Under the Payment Clearing and Settlement Act (PCSA), which became law on 31 July 1996, the Bank of Canada is responsible for the regulatory oversight of clearing and settlement systems (also known as financial market infrastructures or FMIs) with a view to controlling systemic risk.
An FMI is a system that facilitates the clearing, settling or recording of payments, securities, derivatives or other financial transactions among participating entities. FMIs allow consumers and firms to safely and efficiently purchase goods and services, make financial investments and transfer funds. FMIs can therefore play an important role in enhancing financial stability. Three types of FMIs are overseen by the Bank:
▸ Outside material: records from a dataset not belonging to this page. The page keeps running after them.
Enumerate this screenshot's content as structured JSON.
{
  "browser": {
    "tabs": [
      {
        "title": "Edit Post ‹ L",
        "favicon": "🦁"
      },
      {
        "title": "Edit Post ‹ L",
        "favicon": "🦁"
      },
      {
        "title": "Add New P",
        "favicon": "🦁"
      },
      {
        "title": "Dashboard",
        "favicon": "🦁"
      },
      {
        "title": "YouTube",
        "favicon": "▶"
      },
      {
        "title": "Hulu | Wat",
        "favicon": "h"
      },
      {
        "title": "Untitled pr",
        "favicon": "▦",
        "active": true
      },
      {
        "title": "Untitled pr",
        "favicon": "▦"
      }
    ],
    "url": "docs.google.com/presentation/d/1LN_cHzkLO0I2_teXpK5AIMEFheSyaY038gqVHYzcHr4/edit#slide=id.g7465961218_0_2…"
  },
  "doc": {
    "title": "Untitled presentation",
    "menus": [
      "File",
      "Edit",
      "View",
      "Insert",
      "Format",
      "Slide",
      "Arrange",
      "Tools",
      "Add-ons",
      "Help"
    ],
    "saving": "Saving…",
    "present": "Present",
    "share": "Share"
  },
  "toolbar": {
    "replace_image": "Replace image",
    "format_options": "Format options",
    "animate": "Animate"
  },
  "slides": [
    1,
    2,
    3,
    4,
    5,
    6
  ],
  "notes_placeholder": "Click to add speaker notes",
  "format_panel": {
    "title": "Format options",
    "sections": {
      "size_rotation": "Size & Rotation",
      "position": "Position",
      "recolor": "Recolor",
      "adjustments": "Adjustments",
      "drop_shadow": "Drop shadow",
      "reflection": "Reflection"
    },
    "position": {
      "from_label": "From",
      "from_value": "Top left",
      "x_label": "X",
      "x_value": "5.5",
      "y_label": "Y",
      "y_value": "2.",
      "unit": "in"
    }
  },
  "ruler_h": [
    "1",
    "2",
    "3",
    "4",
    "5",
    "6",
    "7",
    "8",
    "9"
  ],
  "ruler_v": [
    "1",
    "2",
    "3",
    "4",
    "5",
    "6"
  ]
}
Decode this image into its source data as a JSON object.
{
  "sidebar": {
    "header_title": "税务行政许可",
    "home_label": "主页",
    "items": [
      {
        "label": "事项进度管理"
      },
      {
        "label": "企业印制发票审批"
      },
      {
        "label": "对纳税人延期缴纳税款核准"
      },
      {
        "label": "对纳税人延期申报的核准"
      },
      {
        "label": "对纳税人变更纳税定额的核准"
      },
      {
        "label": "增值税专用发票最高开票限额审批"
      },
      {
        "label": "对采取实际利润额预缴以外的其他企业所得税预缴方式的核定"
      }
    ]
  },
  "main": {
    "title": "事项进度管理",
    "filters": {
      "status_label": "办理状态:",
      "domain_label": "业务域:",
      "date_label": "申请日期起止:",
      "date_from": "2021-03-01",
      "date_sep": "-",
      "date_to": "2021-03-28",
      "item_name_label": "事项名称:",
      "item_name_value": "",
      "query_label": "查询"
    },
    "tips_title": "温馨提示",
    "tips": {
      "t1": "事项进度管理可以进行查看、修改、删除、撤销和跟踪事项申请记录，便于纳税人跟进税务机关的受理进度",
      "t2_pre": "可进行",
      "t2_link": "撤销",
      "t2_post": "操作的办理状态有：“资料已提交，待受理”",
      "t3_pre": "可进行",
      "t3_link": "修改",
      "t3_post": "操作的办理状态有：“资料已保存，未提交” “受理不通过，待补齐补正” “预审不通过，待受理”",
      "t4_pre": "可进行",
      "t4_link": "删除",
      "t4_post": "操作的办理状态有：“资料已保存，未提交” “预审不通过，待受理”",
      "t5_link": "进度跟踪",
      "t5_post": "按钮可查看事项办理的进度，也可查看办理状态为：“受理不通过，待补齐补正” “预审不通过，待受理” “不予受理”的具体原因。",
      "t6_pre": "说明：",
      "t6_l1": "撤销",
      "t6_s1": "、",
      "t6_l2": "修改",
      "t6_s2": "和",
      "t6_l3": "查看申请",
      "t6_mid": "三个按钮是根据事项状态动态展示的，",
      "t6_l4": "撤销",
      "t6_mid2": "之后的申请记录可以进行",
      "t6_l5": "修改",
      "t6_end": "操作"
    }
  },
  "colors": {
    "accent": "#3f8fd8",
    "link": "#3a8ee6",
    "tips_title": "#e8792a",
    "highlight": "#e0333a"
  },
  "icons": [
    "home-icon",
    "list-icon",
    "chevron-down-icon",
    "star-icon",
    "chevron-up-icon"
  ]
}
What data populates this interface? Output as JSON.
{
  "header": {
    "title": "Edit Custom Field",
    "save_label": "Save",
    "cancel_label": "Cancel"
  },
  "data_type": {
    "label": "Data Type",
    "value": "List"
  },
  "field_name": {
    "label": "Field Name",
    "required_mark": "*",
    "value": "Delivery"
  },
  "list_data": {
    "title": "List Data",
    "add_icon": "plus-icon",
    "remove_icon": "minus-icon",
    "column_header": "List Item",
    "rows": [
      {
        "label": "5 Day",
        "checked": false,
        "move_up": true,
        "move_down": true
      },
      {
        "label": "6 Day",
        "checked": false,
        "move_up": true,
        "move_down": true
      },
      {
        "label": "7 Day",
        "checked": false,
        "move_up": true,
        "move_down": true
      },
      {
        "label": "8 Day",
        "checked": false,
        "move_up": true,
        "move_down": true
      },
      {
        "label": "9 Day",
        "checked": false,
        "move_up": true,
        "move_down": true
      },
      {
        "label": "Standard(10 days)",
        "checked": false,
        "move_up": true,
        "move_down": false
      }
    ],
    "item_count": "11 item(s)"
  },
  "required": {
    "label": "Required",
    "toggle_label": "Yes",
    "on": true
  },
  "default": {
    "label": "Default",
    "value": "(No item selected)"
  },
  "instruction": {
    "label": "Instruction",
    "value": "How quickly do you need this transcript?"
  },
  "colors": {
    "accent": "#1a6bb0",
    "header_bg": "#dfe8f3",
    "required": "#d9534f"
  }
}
Some FMIs (referred to as “systemically important FMIs”) have the potential to pose systemic risk, in that the inability of one participant to meet its obligations to the FMI could, by transmitting financial problems through the FMI, cause other participants to be unable to meet their obligations. It is therefore essential that FMIs incorporate appropriate risk-control mechanisms so that systemic risk is adequately controlled. The objectives of the Bank in its oversight role are to ensure that systemically important FMIs operate in such a manner that risk is properly controlled and to promote efficiency and stability in the Canadian financial system. The Governor of the Bank of Canada has designated the following FMIs as systemically important to the Canadian financial system and subject to Bank oversight: